BEGIN INFORMATION SHOWN

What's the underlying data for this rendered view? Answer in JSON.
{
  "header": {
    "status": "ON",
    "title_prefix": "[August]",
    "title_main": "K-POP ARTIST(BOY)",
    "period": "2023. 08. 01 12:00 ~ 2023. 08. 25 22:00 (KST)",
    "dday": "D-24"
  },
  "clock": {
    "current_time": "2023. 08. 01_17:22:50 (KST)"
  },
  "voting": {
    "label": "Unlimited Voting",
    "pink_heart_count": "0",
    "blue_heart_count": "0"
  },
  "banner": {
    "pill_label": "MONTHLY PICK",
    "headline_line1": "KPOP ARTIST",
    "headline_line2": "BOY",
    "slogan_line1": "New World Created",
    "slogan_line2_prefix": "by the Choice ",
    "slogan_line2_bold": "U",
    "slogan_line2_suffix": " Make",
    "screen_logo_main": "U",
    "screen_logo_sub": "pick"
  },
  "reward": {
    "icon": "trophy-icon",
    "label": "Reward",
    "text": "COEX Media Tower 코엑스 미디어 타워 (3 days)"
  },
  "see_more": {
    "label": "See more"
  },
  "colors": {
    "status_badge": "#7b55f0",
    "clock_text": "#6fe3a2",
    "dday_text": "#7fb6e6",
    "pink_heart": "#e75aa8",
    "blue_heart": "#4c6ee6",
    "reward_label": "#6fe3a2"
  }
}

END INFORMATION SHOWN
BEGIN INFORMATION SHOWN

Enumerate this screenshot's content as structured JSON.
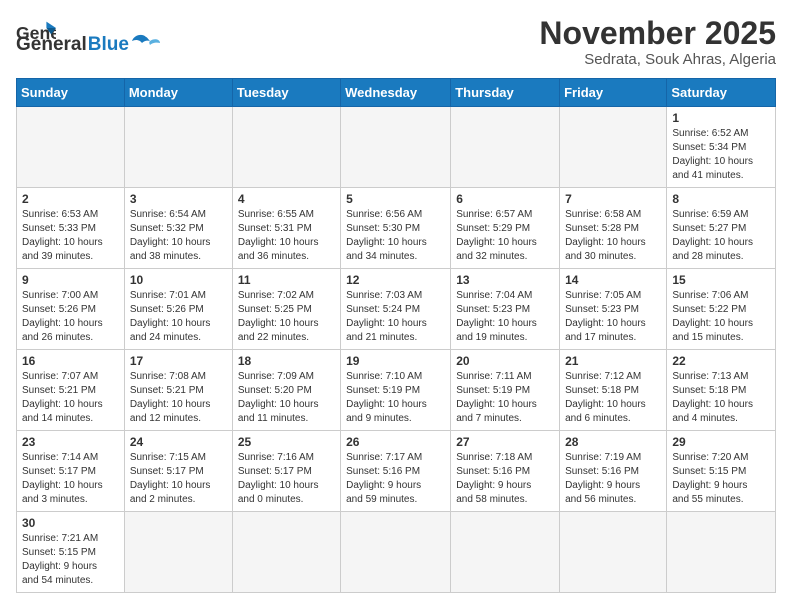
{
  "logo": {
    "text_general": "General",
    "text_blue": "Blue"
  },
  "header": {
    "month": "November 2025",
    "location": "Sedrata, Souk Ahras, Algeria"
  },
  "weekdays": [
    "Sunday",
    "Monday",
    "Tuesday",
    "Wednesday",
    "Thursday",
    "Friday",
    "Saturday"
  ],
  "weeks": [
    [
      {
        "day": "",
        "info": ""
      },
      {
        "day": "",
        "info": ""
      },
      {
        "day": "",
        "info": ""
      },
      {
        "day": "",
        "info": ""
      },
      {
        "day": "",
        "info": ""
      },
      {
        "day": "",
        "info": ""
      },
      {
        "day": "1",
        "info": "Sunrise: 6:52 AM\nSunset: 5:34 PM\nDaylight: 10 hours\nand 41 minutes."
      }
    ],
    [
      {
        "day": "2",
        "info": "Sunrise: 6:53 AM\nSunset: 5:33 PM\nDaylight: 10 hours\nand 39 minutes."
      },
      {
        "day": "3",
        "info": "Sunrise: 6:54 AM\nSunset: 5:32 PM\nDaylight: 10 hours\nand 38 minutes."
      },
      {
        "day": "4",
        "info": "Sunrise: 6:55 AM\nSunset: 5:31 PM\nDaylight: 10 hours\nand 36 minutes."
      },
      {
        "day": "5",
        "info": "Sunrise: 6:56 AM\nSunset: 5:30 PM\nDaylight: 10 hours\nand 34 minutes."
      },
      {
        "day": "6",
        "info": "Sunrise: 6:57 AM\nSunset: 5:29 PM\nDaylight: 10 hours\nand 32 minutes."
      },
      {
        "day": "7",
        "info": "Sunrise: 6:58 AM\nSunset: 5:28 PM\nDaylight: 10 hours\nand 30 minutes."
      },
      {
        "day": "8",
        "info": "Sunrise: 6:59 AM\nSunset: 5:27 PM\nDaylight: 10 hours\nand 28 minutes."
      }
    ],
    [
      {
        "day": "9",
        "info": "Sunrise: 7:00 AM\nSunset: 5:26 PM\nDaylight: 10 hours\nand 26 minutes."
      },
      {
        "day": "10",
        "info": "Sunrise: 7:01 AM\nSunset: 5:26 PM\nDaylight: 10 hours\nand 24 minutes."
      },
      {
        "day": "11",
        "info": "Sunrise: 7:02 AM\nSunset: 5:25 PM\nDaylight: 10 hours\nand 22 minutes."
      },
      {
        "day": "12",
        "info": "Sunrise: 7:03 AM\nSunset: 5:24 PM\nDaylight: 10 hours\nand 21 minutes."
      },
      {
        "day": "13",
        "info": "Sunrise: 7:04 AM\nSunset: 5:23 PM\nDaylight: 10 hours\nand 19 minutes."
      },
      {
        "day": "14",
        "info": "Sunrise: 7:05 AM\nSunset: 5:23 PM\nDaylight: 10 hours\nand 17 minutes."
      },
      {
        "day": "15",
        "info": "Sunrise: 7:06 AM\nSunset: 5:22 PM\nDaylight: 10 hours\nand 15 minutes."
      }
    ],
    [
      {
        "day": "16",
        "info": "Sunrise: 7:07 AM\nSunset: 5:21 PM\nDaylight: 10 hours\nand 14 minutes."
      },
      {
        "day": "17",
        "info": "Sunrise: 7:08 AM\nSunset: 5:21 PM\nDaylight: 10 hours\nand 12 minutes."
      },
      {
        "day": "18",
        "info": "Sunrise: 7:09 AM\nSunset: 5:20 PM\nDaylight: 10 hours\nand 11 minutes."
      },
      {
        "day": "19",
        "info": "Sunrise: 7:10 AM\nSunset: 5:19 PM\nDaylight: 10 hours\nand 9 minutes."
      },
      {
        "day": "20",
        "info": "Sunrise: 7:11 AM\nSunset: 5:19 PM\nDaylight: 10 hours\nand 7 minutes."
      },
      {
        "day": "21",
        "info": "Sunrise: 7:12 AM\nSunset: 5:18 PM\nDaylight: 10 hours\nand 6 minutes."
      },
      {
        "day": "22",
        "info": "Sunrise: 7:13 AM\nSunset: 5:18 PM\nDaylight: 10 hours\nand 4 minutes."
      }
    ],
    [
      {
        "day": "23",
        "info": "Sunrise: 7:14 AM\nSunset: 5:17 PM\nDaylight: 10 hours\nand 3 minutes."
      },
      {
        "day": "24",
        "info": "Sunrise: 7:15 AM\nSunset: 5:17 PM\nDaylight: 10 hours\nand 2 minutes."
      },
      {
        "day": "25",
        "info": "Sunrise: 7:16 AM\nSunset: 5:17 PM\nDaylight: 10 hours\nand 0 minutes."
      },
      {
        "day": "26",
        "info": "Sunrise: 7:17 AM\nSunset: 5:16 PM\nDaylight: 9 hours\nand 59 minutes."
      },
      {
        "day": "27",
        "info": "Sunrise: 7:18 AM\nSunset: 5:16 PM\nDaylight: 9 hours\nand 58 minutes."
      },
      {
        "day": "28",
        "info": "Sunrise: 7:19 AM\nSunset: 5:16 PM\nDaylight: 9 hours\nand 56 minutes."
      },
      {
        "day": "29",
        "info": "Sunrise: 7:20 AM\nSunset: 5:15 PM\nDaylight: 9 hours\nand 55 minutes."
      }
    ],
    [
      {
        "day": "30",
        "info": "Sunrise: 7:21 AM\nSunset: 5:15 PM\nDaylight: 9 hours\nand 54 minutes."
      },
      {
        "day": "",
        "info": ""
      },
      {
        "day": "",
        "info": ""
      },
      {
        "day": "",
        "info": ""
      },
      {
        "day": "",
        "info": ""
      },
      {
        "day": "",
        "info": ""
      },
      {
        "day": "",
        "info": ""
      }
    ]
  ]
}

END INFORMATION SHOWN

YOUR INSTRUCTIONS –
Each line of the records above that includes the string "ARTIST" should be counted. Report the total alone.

EXERCISE SOLUTION –
2